Pragmatic is the branch of linguistics that studies language use in context. It is distinguished from semantics, syntax and semiotics which study the rules that determine literal linguistic meaning, how words are combined to form sentences with specific meaning, and how the physical or social context influences understanding of those expressions.

Pragmatism emerged from informal discussions among Harvard-educated men in the Metaphysical Club during the 1870s. Its first self-conscious proponents included proto-positivist Chauncey Wright, Supreme Court Justice Oliver Wendell Holmes, the logician Charles Sanders Peirce, and psychologist and moral philosopher William James. Their work drew on a wide range of disciplines including mathematics, science, philosophy, logic, psychology and ethics.

The pragmatist approach to inquiry is a practical, contextually grounded method for exploring human reality that avoids metaphysical debates about truth and knowledge and instead focuses on understanding how people do things. By examining what actually happens, rather than how something should or ought to be, researchers can uncover complex themes and issues that may not be readily apparent in formal documentation or rhetoric.

In its most traditional form, pragmatics is about understanding what the speakers really mean in a particular situation and how they use language to accomplish this goal. This means being able to politely hedge a request, cleverly read between the lines, or negotiate turn-taking norms in conversation. It also means being able to understand ambiguity and navigate ad-hoc linguistic conventions.

To accomplish these goals, a pragmatic theorist must examine not just near-side linguistic features such as what someone says or how they say it, but far-side linguistic features like what they do after they say it. This includes not only the actions a speaker takes, but what they do with that information afterwards such as how they negotiate ambiguity and turn-taking rules in the process of negotiating their meaning.

A good example of a pragmatic interpretation is when you read a newspaper headline and see two possible interpretations. In one interpretation, a sentient tree stumbled upon a stolen painting. In the other interpretation, a man was arrested for breaking into a museum to steal the painting.
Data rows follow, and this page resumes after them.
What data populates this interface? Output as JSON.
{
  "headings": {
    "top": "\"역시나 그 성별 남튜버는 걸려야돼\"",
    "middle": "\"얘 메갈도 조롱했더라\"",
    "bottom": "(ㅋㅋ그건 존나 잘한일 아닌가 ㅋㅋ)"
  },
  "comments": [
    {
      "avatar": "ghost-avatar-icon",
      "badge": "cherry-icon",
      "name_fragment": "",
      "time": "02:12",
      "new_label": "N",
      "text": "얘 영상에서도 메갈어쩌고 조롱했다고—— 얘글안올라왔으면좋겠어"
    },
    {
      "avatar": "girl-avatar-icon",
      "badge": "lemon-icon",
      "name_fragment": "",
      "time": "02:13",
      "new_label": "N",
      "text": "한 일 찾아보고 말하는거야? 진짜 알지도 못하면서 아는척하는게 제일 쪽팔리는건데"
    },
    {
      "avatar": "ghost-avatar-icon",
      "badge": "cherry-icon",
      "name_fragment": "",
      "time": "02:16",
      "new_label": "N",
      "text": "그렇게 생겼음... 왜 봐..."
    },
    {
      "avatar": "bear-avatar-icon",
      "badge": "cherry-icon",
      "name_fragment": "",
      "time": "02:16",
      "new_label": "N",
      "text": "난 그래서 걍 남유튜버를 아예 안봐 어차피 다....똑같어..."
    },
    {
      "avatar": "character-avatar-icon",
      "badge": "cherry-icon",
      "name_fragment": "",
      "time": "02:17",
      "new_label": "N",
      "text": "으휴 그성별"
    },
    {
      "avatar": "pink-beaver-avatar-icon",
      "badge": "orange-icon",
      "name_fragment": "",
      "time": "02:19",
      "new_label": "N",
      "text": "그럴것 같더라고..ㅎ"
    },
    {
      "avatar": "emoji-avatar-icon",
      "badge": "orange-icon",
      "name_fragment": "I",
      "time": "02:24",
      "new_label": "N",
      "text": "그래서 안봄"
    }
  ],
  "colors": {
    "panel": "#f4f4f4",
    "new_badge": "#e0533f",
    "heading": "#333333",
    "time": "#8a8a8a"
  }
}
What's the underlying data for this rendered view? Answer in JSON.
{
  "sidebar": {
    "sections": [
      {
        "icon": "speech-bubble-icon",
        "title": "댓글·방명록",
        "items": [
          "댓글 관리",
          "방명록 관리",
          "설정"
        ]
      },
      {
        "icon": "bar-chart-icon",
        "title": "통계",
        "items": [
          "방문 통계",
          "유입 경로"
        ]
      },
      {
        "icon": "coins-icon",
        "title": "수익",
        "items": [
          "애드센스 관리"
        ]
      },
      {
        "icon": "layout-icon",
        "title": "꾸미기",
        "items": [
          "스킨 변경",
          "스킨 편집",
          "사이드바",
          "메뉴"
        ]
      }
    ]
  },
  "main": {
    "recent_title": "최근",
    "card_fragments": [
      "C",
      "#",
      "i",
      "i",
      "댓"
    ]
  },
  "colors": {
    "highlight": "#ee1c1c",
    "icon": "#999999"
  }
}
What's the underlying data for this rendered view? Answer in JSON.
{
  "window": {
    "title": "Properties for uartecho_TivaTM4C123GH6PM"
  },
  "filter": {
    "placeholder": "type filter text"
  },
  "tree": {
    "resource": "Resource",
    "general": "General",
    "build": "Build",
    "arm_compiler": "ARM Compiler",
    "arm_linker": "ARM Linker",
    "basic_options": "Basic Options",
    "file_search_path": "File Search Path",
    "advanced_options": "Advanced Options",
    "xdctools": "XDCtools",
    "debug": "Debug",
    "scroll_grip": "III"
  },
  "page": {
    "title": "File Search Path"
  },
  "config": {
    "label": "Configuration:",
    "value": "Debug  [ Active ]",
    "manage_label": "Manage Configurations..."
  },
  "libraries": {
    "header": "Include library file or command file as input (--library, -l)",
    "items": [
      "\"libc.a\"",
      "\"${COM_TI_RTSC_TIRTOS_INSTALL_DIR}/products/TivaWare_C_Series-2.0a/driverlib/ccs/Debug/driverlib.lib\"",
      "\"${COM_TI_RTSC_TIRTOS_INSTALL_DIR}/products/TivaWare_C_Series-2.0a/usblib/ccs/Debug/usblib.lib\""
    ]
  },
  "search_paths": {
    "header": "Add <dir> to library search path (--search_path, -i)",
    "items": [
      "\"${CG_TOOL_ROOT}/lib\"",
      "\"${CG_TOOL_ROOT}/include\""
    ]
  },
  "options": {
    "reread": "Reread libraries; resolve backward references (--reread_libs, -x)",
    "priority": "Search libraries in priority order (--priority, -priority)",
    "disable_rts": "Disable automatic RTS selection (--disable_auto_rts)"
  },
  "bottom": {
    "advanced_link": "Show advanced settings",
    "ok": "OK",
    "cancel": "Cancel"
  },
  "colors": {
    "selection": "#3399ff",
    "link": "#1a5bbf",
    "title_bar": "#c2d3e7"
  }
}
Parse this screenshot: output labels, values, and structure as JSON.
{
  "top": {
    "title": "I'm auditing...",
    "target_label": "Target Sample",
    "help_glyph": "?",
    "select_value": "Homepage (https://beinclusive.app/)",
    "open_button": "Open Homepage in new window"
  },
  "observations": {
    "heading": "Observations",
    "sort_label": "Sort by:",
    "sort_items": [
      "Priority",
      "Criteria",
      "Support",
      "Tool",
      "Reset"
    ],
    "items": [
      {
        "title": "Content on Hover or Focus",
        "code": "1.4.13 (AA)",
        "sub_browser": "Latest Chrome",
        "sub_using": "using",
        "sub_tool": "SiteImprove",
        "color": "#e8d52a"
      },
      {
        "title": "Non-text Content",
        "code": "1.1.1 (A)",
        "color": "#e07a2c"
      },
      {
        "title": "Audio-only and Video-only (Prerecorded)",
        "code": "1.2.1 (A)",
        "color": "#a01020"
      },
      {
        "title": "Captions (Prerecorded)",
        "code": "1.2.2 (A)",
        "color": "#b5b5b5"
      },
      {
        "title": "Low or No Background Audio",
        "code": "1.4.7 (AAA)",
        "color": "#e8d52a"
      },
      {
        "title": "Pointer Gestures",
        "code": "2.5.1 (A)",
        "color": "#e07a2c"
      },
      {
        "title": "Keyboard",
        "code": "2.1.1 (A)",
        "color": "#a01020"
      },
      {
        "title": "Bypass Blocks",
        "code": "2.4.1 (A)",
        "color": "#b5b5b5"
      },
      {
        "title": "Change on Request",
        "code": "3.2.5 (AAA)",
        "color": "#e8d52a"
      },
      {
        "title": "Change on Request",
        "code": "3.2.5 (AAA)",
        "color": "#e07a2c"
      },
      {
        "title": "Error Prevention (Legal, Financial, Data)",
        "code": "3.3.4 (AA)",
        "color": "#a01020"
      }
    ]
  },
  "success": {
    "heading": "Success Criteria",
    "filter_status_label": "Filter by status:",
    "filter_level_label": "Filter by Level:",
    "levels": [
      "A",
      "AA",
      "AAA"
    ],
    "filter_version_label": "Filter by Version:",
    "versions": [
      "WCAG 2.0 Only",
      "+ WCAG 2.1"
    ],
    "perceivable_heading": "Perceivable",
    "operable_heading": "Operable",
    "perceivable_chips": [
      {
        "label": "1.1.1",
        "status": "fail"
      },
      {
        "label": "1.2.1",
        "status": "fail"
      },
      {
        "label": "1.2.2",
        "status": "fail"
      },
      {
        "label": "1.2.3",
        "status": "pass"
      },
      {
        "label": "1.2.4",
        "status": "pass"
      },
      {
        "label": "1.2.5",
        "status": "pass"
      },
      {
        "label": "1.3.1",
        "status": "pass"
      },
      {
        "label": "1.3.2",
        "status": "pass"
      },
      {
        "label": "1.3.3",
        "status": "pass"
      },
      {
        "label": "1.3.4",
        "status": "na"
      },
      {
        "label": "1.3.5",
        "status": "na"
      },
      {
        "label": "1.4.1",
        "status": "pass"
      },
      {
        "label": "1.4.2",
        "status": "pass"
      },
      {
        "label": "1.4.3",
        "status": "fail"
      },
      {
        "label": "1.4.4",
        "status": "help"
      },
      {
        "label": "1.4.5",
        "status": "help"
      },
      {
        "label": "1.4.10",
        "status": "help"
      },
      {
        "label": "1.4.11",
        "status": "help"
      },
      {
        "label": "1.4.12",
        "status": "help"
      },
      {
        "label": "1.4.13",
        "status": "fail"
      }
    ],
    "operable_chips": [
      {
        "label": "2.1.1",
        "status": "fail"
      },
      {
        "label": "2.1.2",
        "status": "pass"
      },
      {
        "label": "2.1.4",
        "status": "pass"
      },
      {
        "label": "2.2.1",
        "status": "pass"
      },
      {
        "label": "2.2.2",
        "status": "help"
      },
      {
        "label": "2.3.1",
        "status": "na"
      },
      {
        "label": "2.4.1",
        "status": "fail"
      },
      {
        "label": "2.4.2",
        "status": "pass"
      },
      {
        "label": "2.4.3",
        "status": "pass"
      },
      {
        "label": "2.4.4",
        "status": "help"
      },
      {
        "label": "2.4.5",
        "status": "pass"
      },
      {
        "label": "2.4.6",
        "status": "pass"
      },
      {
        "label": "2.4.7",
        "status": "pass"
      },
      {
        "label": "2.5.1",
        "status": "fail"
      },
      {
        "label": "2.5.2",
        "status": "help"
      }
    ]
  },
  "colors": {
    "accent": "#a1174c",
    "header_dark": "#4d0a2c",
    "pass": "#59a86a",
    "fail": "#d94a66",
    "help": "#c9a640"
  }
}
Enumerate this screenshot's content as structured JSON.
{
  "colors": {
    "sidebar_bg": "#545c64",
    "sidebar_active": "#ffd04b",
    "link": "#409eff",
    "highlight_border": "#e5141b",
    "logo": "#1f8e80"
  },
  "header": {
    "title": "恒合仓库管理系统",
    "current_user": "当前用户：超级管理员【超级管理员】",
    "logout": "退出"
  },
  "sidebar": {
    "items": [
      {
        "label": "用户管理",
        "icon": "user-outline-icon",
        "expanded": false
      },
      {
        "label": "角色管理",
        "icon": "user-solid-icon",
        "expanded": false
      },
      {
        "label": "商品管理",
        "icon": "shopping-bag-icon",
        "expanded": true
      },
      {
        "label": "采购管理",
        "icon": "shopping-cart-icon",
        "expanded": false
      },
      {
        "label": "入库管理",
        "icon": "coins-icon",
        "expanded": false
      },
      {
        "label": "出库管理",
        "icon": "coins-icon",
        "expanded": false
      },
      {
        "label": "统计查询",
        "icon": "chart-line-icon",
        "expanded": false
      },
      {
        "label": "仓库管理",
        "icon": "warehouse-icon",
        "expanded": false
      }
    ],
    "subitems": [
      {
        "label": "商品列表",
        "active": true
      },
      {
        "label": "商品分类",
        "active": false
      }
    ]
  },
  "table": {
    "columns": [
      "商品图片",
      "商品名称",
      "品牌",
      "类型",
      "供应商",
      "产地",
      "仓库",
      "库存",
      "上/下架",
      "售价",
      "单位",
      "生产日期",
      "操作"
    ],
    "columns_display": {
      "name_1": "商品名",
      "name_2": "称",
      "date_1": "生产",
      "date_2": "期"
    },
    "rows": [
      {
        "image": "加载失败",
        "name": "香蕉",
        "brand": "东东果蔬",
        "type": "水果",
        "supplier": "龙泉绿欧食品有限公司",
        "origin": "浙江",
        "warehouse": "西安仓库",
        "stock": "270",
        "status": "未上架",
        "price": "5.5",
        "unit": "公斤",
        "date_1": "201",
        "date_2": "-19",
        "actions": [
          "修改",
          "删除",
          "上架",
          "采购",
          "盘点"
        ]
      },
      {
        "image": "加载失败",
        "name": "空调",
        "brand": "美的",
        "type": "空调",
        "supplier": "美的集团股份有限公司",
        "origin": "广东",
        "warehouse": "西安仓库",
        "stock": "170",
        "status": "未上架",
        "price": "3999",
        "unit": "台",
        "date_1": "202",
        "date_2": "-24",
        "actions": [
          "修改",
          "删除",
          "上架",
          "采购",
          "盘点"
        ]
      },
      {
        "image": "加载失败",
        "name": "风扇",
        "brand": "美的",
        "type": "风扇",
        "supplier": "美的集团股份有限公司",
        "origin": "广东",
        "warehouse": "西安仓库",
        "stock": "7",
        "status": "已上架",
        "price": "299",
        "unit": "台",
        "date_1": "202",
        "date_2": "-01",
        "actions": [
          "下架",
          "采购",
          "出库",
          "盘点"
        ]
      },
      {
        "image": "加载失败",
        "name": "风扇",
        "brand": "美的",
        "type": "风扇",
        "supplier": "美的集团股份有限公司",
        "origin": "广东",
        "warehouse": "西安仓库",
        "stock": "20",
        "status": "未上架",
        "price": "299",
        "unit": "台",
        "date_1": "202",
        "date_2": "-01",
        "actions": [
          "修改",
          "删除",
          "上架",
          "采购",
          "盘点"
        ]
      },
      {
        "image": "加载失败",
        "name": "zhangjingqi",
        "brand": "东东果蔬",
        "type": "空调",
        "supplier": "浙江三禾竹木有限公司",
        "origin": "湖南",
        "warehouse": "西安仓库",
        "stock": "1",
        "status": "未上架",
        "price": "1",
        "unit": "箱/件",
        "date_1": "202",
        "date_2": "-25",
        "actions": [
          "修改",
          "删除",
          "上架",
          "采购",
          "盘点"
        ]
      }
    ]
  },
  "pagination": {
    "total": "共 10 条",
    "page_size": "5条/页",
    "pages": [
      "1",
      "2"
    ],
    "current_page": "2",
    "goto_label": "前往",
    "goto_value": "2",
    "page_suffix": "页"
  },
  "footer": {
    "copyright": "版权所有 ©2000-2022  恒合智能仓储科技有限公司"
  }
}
While we sometimes confuse pragmatics with other areas of linguistic study such as semantics, syntax and semiotics, the three are distinct. Semantics is concerned with the rules that determine literal linguistic meaning; syntax is the way we combine words to form phrases and sentences with specific meaning; and semiotics is the way we interpret signs and symbols. Pragmatics, on the other hand, is concerned with a more abstract notion of meaning, the way it changes over time and in different contexts, and how we use language to achieve our goals. This distinction is critical in creating pragmatic theories that are robust and generalizable across languages and cultures. It is also important in experimental pragmatic studies that we not strip away the task demands inherent in each experiment when developing our theories of pragmatics, as this can lead to ad hoc and implausible explanations for the findings.